**** Exercise input ****

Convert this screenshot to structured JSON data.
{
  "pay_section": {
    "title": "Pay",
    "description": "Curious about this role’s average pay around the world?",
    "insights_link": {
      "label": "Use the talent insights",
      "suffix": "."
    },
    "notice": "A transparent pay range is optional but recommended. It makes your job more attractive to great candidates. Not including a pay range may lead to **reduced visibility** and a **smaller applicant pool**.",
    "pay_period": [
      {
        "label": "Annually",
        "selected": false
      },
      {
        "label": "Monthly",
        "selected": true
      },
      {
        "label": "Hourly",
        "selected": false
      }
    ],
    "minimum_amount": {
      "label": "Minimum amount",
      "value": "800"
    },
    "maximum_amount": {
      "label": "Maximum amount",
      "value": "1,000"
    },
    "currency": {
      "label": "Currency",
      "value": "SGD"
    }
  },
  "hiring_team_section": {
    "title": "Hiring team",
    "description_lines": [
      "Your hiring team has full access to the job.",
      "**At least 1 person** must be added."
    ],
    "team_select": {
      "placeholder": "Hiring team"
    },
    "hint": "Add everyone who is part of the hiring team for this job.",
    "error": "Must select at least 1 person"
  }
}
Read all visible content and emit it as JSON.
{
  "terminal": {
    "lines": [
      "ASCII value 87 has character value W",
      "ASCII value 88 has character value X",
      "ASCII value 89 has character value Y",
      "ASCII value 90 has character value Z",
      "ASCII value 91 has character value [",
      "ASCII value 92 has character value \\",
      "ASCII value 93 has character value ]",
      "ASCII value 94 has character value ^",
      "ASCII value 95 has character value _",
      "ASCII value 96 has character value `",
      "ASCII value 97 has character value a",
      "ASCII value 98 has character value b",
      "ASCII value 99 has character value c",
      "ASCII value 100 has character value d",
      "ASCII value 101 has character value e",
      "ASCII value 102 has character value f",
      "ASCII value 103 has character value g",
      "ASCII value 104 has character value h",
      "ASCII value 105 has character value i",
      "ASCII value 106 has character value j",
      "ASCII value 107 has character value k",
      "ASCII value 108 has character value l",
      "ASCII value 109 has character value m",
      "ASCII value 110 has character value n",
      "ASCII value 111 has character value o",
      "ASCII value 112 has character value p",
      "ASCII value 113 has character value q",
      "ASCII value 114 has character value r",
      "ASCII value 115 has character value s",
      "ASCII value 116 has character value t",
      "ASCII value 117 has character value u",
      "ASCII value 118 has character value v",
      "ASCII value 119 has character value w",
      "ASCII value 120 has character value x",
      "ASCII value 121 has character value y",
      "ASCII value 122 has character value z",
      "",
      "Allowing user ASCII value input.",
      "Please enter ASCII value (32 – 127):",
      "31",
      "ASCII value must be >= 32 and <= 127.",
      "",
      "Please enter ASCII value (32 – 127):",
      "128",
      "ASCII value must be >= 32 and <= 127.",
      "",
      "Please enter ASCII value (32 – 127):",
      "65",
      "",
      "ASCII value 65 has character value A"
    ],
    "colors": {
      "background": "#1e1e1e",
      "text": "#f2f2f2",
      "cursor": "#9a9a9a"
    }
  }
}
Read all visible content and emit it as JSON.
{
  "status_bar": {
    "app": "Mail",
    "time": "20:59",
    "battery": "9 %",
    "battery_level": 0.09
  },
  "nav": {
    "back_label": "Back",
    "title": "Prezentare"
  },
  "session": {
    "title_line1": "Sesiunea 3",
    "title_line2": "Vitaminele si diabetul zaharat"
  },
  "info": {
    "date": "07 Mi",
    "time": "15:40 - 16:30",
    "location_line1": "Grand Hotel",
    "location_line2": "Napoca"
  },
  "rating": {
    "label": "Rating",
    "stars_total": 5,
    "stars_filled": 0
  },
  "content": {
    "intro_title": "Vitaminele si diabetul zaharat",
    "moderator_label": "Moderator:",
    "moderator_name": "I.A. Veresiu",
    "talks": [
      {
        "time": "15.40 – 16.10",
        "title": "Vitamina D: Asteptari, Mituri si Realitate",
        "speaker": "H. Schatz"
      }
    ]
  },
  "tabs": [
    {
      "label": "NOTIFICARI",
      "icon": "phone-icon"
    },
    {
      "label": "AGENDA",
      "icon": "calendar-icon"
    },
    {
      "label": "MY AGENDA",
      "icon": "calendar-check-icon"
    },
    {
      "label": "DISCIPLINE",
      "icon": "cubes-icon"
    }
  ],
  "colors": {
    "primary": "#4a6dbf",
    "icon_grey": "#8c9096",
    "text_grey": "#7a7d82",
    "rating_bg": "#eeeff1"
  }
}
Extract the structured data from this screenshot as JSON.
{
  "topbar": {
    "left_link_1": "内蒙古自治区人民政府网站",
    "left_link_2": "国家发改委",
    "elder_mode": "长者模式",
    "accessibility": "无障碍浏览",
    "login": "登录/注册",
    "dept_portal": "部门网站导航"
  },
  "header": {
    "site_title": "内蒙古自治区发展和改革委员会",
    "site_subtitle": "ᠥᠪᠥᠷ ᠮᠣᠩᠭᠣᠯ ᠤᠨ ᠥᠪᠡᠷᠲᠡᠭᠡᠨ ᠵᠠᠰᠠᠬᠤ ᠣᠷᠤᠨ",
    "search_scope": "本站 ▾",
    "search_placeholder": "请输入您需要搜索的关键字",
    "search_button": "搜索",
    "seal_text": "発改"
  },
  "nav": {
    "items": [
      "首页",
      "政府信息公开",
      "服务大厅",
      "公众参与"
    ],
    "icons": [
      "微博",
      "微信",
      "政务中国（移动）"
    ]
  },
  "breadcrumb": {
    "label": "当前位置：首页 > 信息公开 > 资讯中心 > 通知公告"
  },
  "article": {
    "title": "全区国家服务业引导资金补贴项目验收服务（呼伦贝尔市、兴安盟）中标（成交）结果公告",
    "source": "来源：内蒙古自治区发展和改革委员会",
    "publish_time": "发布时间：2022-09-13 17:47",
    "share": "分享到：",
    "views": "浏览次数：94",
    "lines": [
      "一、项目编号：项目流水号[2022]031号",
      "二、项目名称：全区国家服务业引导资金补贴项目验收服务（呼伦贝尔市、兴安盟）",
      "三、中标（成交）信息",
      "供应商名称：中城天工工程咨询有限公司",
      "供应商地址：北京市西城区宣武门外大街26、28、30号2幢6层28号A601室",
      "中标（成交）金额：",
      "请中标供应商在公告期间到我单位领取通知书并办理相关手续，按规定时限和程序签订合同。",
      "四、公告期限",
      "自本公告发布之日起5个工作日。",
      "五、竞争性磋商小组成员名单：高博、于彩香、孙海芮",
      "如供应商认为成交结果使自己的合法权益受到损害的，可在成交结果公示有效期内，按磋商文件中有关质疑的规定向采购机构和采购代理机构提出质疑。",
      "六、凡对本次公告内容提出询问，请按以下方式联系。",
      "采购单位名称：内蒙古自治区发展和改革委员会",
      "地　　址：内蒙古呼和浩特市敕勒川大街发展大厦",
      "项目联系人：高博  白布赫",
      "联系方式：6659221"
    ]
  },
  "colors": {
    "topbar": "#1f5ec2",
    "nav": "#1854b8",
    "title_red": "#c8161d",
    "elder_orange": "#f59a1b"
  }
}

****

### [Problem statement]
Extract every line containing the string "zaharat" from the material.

### [Task solution]
    "title_line2": "Vitaminele si diabetul zaharat"
    "intro_title": "Vitaminele si diabetul zaharat",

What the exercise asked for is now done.